Nicklas Backstrom had just wrapped up a lengthy, on-ice workout one March morning in Montreal when he wiped his sweaty blond hair out of his eyes and muttered, "I can't take this anymore."

The Washington Capitals' top center would miss a fourth game that night with a broken left thumb. The extra skating sessions, combined with a sense of helplessness as he watched games from above in the press box, made Backstrom restless.

The 23-year-old Swede had never missed an NHL contest until the injury ended his streak of consecutive games played at 341.

"He called after sitting out the first game and told me, 'I hate sitting out. I want to play. I want to help my teammates,'" Backstrom's father, Anders, said in a recent phone interview. "That's just the way he is. He wants to do everything he can to lead Washington. He wants that pressure."

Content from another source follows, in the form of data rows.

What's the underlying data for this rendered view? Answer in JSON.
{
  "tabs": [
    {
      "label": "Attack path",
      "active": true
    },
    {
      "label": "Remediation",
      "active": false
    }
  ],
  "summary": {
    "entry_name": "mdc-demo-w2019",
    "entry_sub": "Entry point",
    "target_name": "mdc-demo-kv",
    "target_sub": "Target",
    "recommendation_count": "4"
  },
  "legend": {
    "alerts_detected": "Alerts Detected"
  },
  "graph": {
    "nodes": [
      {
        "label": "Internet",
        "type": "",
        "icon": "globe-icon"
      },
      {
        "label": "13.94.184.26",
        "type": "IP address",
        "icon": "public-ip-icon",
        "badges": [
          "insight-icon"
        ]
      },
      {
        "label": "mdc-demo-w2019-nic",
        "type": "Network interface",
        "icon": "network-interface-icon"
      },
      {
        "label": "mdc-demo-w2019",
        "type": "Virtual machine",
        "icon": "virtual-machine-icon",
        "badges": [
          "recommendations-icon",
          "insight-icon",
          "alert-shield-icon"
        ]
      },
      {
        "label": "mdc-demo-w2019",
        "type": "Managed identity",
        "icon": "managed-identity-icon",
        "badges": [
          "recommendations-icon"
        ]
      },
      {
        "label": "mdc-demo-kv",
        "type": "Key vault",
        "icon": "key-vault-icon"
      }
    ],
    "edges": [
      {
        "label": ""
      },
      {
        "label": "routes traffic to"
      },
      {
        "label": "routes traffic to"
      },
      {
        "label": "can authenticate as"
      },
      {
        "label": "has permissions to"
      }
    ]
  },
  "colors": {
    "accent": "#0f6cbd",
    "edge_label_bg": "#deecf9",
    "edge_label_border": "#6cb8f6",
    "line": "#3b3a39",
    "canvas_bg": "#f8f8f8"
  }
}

Backstrom may be one of the most soft-spoken players in Washington's dressing room, and he prefers to leave the spotlight open for his close friend and usual linemate Alex Ovechkin. But as the Capitals prepare to enter the Stanley Cup playoffs next week for a fourth consecutive season — they clinched the Eastern Conference top seed on Friday night — Backstrom has embraced his position within the foundation of the franchise in his own understated manner.